MC: These days elegance and functionality seem to go hand-in-hand. How have you incorporated this philosophy into your premiere collection?

JG: Absolutely! My muses are my friends and I design for them and myself. We all lead very busy lives and play various roles that may take us from dropping off the kids, walking the dog,  lunch dates with the girls, to meetings with clients, board dinners and evening fundraisers. Each of the November Lark handbags are handcrafted with beautiful leathers and hardware imported from Italy that makes them aesthetically covetable. However, they are built with functionality in mind. They have shoulder/cross body straps, comfortable length straps, zippered pouches and pockets and beautiful yet easy to hold handles and wrist straps.

Each style also has a specific function in mind. For example, the Willow is the tall slender tote that is beautiful but can house a laptop, files and what ever else your day may require. It has straps that are attractive and comfortable. It also comes with a detachable shoulder strap that you can attach when you’ve got a flight to catch, passport and documents to carry, suitcase to pull, or you have kids and need to always keep your hands free. The Celeste is the perfect size for an evening out. It will hold a phone, a small wallet or card case, and, of course, lip gloss. It’s got a gorgeous yet comfortable, detachable wrist strap with a beautiful clip that has just enough bling. I am currently developing accessories that can be clipped in place of the strap if you want a different look. Look for them in Spring 2015!

Willow

MC: Did one certain piece in the collection start it all for you?

JG: Yes. It was the Audrey. I wanted to design a day bag that was sophisticated yet not stodgy. I also wanted a silhouette that was eye catching. I came across a photo of a corset belt in an old Harper’s Bazaar and a light went off. I loved the shape! And so the sketching stared and the Audrey was born.

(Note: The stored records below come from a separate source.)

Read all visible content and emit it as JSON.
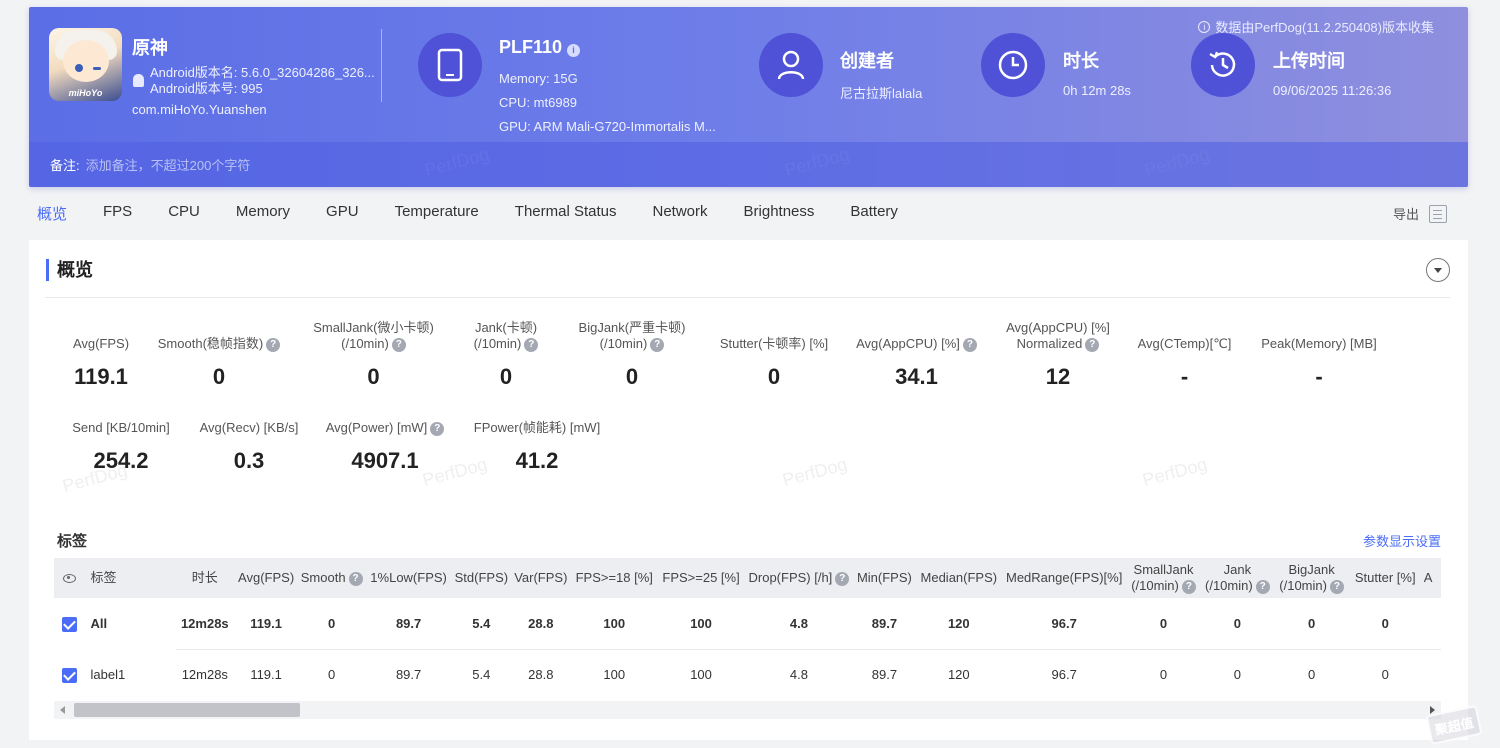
{
  "header": {
    "source_note": "数据由PerfDog(11.2.250408)版本收集",
    "app": {
      "name": "原神",
      "icon_logo_text": "miHoYo",
      "version_name": "Android版本名: 5.6.0_32604286_326...",
      "version_code": "Android版本号: 995",
      "package": "com.miHoYo.Yuanshen"
    },
    "device": {
      "model": "PLF110",
      "memory": "Memory: 15G",
      "cpu": "CPU: mt6989",
      "gpu": "GPU: ARM Mali-G720-Immortalis M..."
    },
    "creator": {
      "title": "创建者",
      "value": "尼古拉斯lalala"
    },
    "duration": {
      "title": "时长",
      "value": "0h 12m 28s"
    },
    "upload": {
      "title": "上传时间",
      "value": "09/06/2025 11:26:36"
    },
    "remark": {
      "label": "备注:",
      "placeholder": "添加备注，不超过200个字符"
    },
    "watermark": "PerfDog"
  },
  "tabs": [
    "概览",
    "FPS",
    "CPU",
    "Memory",
    "GPU",
    "Temperature",
    "Thermal Status",
    "Network",
    "Brightness",
    "Battery"
  ],
  "active_tab": "概览",
  "export_label": "导出",
  "overview": {
    "title": "概览",
    "metrics_row1": [
      {
        "label": "Avg(FPS)",
        "value": "119.1"
      },
      {
        "label": "Smooth(稳帧指数)",
        "value": "0",
        "help": true
      },
      {
        "label": "SmallJank(微小卡顿)",
        "label2": "(/10min)",
        "value": "0",
        "help": true
      },
      {
        "label": "Jank(卡顿)",
        "label2": "(/10min)",
        "value": "0",
        "help": true
      },
      {
        "label": "BigJank(严重卡顿)",
        "label2": "(/10min)",
        "value": "0",
        "help": true
      },
      {
        "label": "Stutter(卡顿率) [%]",
        "value": "0"
      },
      {
        "label": "Avg(AppCPU) [%]",
        "value": "34.1",
        "help": true
      },
      {
        "label": "Avg(AppCPU) [%]",
        "label2": "Normalized",
        "value": "12",
        "help": true
      },
      {
        "label": "Avg(CTemp)[℃]",
        "value": "-"
      },
      {
        "label": "Peak(Memory) [MB]",
        "value": "-"
      }
    ],
    "metrics_row2": [
      {
        "label": "Send [KB/10min]",
        "value": "254.2"
      },
      {
        "label": "Avg(Recv) [KB/s]",
        "value": "0.3"
      },
      {
        "label": "Avg(Power) [mW]",
        "value": "4907.1",
        "help": true
      },
      {
        "label": "FPower(帧能耗) [mW]",
        "value": "41.2"
      }
    ],
    "tags_title": "标签",
    "param_link": "参数显示设置"
  },
  "table": {
    "columns": [
      "标签",
      "时长",
      "Avg(FPS)",
      "Smooth",
      "1%Low(FPS)",
      "Std(FPS)",
      "Var(FPS)",
      "FPS>=18 [%]",
      "FPS>=25 [%]",
      "Drop(FPS) [/h]",
      "Min(FPS)",
      "Median(FPS)",
      "MedRange(FPS)[%]",
      "SmallJank\n(/10min)",
      "Jank\n(/10min)",
      "BigJank\n(/10min)",
      "Stutter [%]",
      "A"
    ],
    "rows": [
      {
        "label": "All",
        "cells": [
          "12m28s",
          "119.1",
          "0",
          "89.7",
          "5.4",
          "28.8",
          "100",
          "100",
          "4.8",
          "89.7",
          "120",
          "96.7",
          "0",
          "0",
          "0",
          "0",
          ""
        ]
      },
      {
        "label": "label1",
        "cells": [
          "12m28s",
          "119.1",
          "0",
          "89.7",
          "5.4",
          "28.8",
          "100",
          "100",
          "4.8",
          "89.7",
          "120",
          "96.7",
          "0",
          "0",
          "0",
          "0",
          ""
        ]
      }
    ]
  },
  "corner_watermark": "聚超值"
}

MC: Explain, more in detail, the materials that you’ve chosen to use for your bags.

JG: All the handbags in the current collection are made out of Italian full grain calf leather. The hardware is also from Italy and the zippers are from Switzerland. Materials are very important. Many times the design of a bag or accessory starts with the material itself. For spring, I am designing around some beautiful leather from a small artisanal tannery that’s about an hour north of Manhattan.

MC: What is your go-to-bag?

JG: Most days I have more than one with me. But the one that is constantly attached to me is my studio fold-over cross body. I usually have a tote of some sort to carry all the other things that I think  I may need but usually don’t. If not,the it sits in my car!

Audrey Mini